For whatever purpose or whatever information is being sought out, every DNA test involves electrophoresis. This individual process allows the parts of a DNA molecule to be separated in gel or through a synthetic capillary, using an electrical current. Once the DNA sections have been separated and marked during electrophoresis, they can be identified in a lab.
After a DNA sample has been amplified using a process known as PCR, it can then be separated by electrophoresis. This process essentially uses an electrical current to separate DNA molecules, yet this also needs to be done in a certain environment. There are two environments used in contemporary DNA tests; gel and capillaries filled with a different gel. Gel electrophoresis was an invaluable discovery made in the 1970s, which allowed laboratory scientists to abandon the meticulous and time consuming process of separating DNA by gravity and do it quickly instead.
In gel electrophoresis the amplified DNA sample is placed into a gel matrix which is sponge-like in its composition. Each section of the DNA is then pulled in two ways by the negative electrical current on one end and the positive electrical current on the opposite. When charged, the DNA moves smoothly through the gel’s spongy substance at different rates, so at one end the larger parts will remain and the smaller ones will move towards the other. The DNA is then dyed with ethidium bromide so that it can be ‘read’ or analyzed by a laboratory professional. Capillary electrophoresis is similar to its gel counterpart in that it takes place in gel and the parts are dyed for analysis afterwards. While the gel is a little different the capillaries essentially act as a guideline for the separated DNA sample to travel through, when the gel and sample are charged with electricity from the two opposing electrodes. How fast a DNA segment travels through the capillary is shown by its length once died and the longer ones denote smaller segments which travel through the gel quickly.

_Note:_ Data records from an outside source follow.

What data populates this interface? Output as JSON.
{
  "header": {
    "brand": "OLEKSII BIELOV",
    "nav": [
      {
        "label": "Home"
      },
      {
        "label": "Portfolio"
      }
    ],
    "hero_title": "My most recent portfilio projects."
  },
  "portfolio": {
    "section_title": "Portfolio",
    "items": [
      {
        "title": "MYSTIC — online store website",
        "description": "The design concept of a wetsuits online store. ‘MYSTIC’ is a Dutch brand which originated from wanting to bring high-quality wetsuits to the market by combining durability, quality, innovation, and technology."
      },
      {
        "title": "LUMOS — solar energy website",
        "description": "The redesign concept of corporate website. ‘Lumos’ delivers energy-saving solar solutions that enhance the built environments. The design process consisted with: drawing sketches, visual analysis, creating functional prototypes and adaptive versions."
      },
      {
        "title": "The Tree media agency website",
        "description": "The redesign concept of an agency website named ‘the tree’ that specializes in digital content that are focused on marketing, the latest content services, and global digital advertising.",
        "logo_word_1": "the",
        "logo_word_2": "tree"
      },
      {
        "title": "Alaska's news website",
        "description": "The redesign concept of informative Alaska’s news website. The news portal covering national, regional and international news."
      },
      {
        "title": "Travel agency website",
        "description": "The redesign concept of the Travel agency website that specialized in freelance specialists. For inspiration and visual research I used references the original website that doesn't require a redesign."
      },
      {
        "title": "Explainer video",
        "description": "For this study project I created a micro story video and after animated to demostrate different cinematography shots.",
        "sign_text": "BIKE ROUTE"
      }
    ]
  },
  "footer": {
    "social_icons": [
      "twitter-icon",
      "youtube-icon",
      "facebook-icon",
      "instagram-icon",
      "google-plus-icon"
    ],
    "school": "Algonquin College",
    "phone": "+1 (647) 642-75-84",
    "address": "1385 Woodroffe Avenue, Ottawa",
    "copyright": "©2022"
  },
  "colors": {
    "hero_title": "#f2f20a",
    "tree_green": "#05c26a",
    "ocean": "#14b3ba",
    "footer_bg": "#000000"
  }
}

Electrophoresis is the final intricate and physical process to be used in DNA profiling before a sample is analyzed, but it’s also completely indispensable. Without electrophoresis a DNA sample remains essentially ‘locked’ within its own shape and cannot be analyzed by human nor machine.